Jane Cline, a former state insurance commissioner, now works for the HMO Association, which represents the managed care companies.
She said the three companies do use the Delmarva reviews to make changes. She said the state also uses them, even if DHHR officials didn't make that clear to the Legislature several weeks ago.
"The report is the actual tool that is used by (Medicaid) to monitor and improve MCO performance," Cline and fellow lobbyist Mary Jane Pickens said in a statement on behalf of the association.
The performance of the companies is under particular scrutiny now because the state is preparing to turn over the care of 57,000 elderly or disabled Medicaid patients to them, giving each company a larger portfolio than they have now.
The plan, which was delayed from late this year until next summer, is expected to help the state save money. Critics of managed care have questioned whether DHHR has carefully thought out the plan.
In its latest report, Delmarva gave the companies mixed reviews.
An analysis of the Delmarva report by West Virginians for Affordable Health Care found the companies were getting results below the national average in nine categories but were getting above-average results in a dozen categories.

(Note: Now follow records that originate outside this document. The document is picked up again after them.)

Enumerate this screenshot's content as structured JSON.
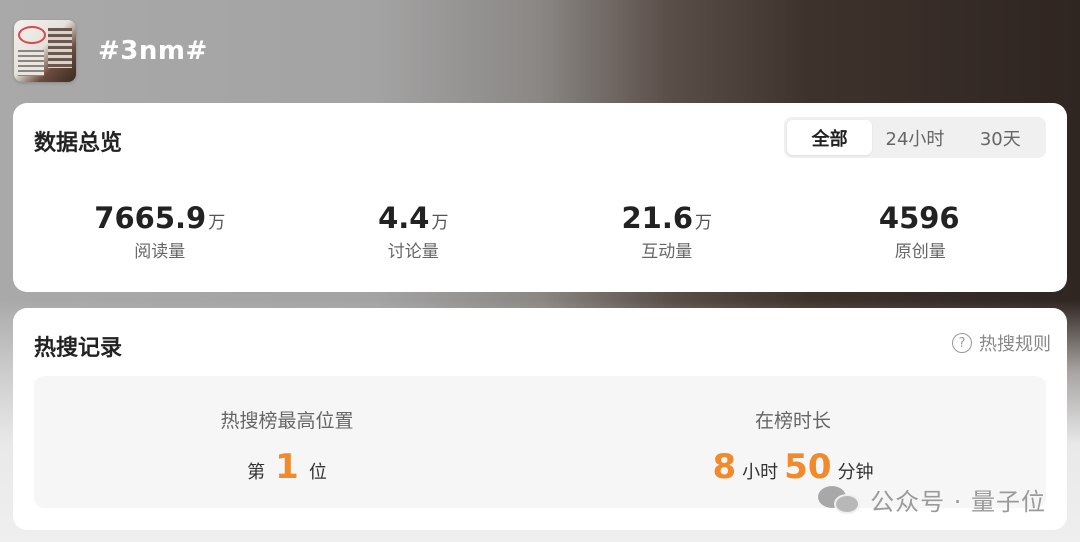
{
  "header": {
    "topic": "#3nm#",
    "thumbnail_icon": "topic-thumbnail"
  },
  "overview": {
    "title": "数据总览",
    "tabs": [
      {
        "label": "全部",
        "active": true
      },
      {
        "label": "24小时",
        "active": false
      },
      {
        "label": "30天",
        "active": false
      }
    ],
    "stats": [
      {
        "value": "7665.9",
        "unit": "万",
        "label": "阅读量"
      },
      {
        "value": "4.4",
        "unit": "万",
        "label": "讨论量"
      },
      {
        "value": "21.6",
        "unit": "万",
        "label": "互动量"
      },
      {
        "value": "4596",
        "unit": "",
        "label": "原创量"
      }
    ]
  },
  "hot": {
    "title": "热搜记录",
    "rules_label": "热搜规则",
    "highest": {
      "title": "热搜榜最高位置",
      "prefix": "第",
      "value": "1",
      "suffix": "位"
    },
    "duration": {
      "title": "在榜时长",
      "hours": "8",
      "hours_unit": "小时",
      "minutes": "50",
      "minutes_unit": "分钟"
    }
  },
  "watermark": {
    "text": "公众号 · 量子位"
  },
  "colors": {
    "accent": "#f08a2a",
    "card_bg": "#ffffff"
  }
}
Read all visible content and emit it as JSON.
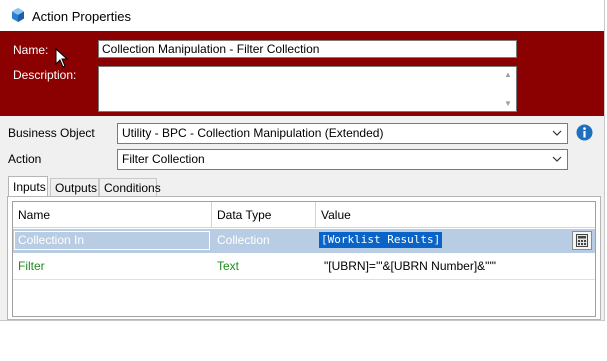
{
  "window": {
    "title": "Action Properties"
  },
  "header": {
    "name_label": "Name:",
    "name_value": "Collection Manipulation - Filter Collection",
    "description_label": "Description:",
    "description_value": ""
  },
  "form": {
    "business_object_label": "Business Object",
    "business_object_value": "Utility - BPC - Collection Manipulation (Extended)",
    "action_label": "Action",
    "action_value": "Filter Collection"
  },
  "tabs": [
    "Inputs",
    "Outputs",
    "Conditions"
  ],
  "grid": {
    "columns": [
      "Name",
      "Data Type",
      "Value"
    ],
    "rows": [
      {
        "name": "Collection In",
        "type": "Collection",
        "value": "[Worklist Results]"
      },
      {
        "name": "Filter",
        "type": "Text",
        "value": "\"[UBRN]='\"&[UBRN Number]&\"'\""
      }
    ]
  },
  "colors": {
    "banner": "#8b0000",
    "selected_row": "#b8cce4",
    "input_text": "#1e8c1e",
    "selection": "#0a64c8"
  },
  "icons": [
    "action-properties-icon",
    "mouse-cursor-icon",
    "chevron-down-icon",
    "info-icon",
    "calculator-icon"
  ]
}
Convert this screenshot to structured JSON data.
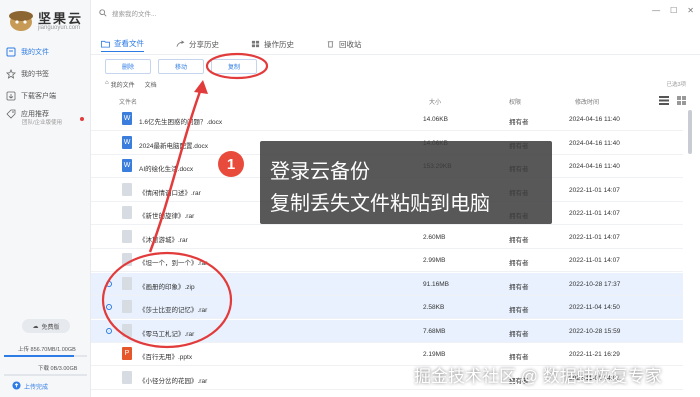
{
  "app": {
    "brand_name": "坚果云",
    "brand_url": "jianguoyun.com"
  },
  "sidebar": {
    "items": [
      {
        "label": "我的文件",
        "icon": "file-icon",
        "active": true
      },
      {
        "label": "我的书签",
        "icon": "star-icon",
        "active": false
      },
      {
        "label": "下载客户端",
        "icon": "download-icon",
        "active": false
      },
      {
        "label": "应用推荐",
        "icon": "tag-icon",
        "active": false
      }
    ],
    "app_sub": "团队/企业版使用",
    "free_label": "免费版",
    "upload_quota": "上传 856.70MB/1.00GB",
    "upload_ratio": 0.84,
    "download_quota": "下载 0B/3.00GB",
    "download_ratio": 0.0,
    "upload_done": "上传完成"
  },
  "search": {
    "placeholder": "搜索我的文件..."
  },
  "tabs": [
    {
      "label": "查看文件",
      "active": true
    },
    {
      "label": "分享历史",
      "active": false
    },
    {
      "label": "操作历史",
      "active": false
    },
    {
      "label": "回收站",
      "active": false
    }
  ],
  "toolbar": {
    "delete": "删除",
    "move": "移动",
    "copy": "复制"
  },
  "breadcrumb": {
    "root": "我的文件",
    "current": "文档"
  },
  "selected_count": "已选3项",
  "columns": {
    "name": "文件名",
    "size": "大小",
    "perm": "权限",
    "modified": "修改时间"
  },
  "files": [
    {
      "name": "1.6亿先生困惑的问题？.docx",
      "size": "14.06KB",
      "perm": "拥有者",
      "date": "2024-04-16 11:40",
      "type": "docx",
      "selected": false
    },
    {
      "name": "2024最新电脑配置.docx",
      "size": "14.06KB",
      "perm": "拥有者",
      "date": "2024-04-16 11:40",
      "type": "docx",
      "selected": false
    },
    {
      "name": "AI的绘化生活.docx",
      "size": "153.29KB",
      "perm": "拥有者",
      "date": "2024-04-16 11:40",
      "type": "docx",
      "selected": false
    },
    {
      "name": "《情闲情调口述》.rar",
      "size": "",
      "perm": "拥有者",
      "date": "2022-11-01 14:07",
      "type": "rar",
      "selected": false
    },
    {
      "name": "《新世的旋律》.rar",
      "size": "",
      "perm": "拥有者",
      "date": "2022-11-01 14:07",
      "type": "rar",
      "selected": false
    },
    {
      "name": "《沐旅游城》.rar",
      "size": "2.60MB",
      "perm": "拥有者",
      "date": "2022-11-01 14:07",
      "type": "rar",
      "selected": false
    },
    {
      "name": "《坦一个，到一个》.rar",
      "size": "2.99MB",
      "perm": "拥有者",
      "date": "2022-11-01 14:07",
      "type": "rar",
      "selected": false
    },
    {
      "name": "《画册的印象》.zip",
      "size": "91.16MB",
      "perm": "拥有者",
      "date": "2022-10-28 17:37",
      "type": "zip",
      "selected": true
    },
    {
      "name": "《莎士比亚的记忆》.rar",
      "size": "2.58KB",
      "perm": "拥有者",
      "date": "2022-11-04 14:50",
      "type": "rar",
      "selected": true
    },
    {
      "name": "《零马工札记》.rar",
      "size": "7.68MB",
      "perm": "拥有者",
      "date": "2022-10-28 15:59",
      "type": "rar",
      "selected": true
    },
    {
      "name": "《百行无用》.pptx",
      "size": "2.19MB",
      "perm": "拥有者",
      "date": "2022-11-21 16:29",
      "type": "pptx",
      "selected": false
    },
    {
      "name": "《小径分岔的花园》.rar",
      "size": "",
      "perm": "拥有者",
      "date": "2022-11-01 14:07",
      "type": "rar",
      "selected": false
    }
  ],
  "callout": {
    "step": "1",
    "line1": "登录云备份",
    "line2": "复制丢失文件粘贴到电脑"
  },
  "watermark": "掘金技术社区 @ 数据蛙恢复专家",
  "colors": {
    "accent": "#2d7be5",
    "annotation": "#e23b3b",
    "selected_row": "#e8f1fd"
  }
}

Cline and Pickens said a careful review of the report shows the companies have been successful in encouraging preventative measures.
"They encourage visits and screenings, but patient compliance with the physician's treatment recommendations including lifestyle changes is more difficult," the pair said.